▶ **TO DO**: From the material beneath, pull every line with the word "Start".

▶ **RECORDS SUPPLIED**:
┌────────

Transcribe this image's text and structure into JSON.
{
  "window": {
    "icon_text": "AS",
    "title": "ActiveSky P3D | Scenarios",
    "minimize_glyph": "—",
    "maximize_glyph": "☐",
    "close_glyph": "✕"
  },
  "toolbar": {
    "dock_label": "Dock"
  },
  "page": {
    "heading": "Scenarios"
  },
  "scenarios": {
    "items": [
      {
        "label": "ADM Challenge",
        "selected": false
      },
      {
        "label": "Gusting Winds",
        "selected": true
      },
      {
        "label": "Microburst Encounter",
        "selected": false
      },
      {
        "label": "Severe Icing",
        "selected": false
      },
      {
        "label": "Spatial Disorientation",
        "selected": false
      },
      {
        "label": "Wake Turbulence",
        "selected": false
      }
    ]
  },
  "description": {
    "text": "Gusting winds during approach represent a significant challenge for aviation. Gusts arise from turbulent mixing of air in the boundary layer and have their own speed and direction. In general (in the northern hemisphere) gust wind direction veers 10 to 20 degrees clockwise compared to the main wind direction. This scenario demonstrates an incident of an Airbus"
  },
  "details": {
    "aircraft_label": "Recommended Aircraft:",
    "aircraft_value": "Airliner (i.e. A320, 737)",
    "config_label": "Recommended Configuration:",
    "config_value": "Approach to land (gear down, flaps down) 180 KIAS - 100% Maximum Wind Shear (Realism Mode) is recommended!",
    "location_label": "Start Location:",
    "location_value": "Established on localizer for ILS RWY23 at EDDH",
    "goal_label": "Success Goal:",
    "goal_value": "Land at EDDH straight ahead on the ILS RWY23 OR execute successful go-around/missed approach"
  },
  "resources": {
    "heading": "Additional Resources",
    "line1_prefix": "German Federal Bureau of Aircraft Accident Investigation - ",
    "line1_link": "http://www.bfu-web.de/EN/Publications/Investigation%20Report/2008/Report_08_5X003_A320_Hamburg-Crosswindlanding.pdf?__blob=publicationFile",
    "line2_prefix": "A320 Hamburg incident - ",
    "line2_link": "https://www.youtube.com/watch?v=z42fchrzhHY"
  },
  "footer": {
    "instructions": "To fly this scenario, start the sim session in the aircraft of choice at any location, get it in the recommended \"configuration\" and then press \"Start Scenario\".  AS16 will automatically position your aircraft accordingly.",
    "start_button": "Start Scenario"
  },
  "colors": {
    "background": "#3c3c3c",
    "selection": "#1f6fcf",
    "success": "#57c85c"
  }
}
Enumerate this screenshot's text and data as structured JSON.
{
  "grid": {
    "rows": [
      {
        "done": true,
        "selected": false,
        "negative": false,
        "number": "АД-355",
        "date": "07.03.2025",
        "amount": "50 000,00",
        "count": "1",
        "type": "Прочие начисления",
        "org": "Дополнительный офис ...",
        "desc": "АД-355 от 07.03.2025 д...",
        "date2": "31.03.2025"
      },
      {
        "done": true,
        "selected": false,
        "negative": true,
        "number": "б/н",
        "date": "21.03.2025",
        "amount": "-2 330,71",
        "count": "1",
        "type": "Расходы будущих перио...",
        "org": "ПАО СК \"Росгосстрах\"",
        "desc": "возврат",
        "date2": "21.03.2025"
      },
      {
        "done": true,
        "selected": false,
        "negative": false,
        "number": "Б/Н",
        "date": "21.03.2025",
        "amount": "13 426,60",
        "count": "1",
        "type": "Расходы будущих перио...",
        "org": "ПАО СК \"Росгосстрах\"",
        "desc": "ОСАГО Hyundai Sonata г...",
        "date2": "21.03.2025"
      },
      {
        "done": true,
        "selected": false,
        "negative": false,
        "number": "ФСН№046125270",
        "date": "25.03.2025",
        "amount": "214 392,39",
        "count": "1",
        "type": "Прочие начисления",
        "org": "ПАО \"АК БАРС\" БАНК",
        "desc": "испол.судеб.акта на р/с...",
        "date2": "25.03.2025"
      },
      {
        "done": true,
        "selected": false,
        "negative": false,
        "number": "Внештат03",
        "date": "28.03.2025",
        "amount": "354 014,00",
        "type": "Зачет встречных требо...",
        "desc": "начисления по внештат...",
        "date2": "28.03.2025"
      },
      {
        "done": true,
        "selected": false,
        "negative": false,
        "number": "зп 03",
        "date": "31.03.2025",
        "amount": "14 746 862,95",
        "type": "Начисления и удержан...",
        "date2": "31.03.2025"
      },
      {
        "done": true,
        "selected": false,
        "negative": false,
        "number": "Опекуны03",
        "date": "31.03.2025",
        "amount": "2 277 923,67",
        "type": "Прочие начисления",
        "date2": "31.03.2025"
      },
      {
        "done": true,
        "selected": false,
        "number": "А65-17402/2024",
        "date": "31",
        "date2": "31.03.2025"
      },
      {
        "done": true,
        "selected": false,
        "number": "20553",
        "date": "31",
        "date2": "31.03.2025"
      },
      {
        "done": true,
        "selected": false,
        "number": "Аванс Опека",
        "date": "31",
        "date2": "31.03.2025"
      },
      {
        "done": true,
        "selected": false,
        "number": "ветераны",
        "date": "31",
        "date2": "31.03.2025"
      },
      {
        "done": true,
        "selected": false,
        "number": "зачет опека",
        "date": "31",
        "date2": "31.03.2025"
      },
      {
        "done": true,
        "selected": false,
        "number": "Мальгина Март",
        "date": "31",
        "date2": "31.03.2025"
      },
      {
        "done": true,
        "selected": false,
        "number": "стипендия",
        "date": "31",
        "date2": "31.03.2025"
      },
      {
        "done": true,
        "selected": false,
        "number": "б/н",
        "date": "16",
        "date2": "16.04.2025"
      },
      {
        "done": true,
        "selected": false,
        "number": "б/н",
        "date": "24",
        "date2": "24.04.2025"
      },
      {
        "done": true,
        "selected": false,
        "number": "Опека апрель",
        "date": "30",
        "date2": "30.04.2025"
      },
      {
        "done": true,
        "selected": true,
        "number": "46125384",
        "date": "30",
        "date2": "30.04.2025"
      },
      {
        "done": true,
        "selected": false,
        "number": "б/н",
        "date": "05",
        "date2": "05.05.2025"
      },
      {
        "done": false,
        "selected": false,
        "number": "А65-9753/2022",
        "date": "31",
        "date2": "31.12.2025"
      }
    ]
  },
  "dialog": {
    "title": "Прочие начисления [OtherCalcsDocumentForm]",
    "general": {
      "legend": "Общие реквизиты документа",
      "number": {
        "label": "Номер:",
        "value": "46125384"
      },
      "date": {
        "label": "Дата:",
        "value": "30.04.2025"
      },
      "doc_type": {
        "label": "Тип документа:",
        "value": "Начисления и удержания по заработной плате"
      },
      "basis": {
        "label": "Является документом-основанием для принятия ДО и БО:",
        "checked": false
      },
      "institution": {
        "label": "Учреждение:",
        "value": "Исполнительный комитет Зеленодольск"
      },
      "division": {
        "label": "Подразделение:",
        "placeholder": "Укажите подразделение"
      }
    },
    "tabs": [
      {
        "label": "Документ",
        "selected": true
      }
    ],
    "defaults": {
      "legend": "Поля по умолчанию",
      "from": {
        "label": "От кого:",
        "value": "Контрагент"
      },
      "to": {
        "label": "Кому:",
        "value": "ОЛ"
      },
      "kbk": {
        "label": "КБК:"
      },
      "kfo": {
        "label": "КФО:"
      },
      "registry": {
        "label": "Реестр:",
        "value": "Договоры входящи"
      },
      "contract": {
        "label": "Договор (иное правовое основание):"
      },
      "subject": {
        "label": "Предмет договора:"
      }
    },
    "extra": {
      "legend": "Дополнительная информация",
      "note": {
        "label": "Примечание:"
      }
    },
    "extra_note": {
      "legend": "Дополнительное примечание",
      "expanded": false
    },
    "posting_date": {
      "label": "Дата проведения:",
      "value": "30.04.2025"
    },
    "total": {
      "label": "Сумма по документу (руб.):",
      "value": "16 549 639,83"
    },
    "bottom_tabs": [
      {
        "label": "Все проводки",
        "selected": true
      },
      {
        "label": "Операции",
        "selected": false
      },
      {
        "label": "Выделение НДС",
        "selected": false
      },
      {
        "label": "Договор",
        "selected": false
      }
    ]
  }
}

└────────

▶ **RESPONSE AREA**:
    "location_label": "Start Location:",
    "instructions": "To fly this scenario, start the sim session in the aircraft of choice at any location, get it in the recommended \"configuration\" and then press \"Start Scenario\".  AS16 will automatically position your aircraft accordingly.",
    "start_button": "Start Scenario"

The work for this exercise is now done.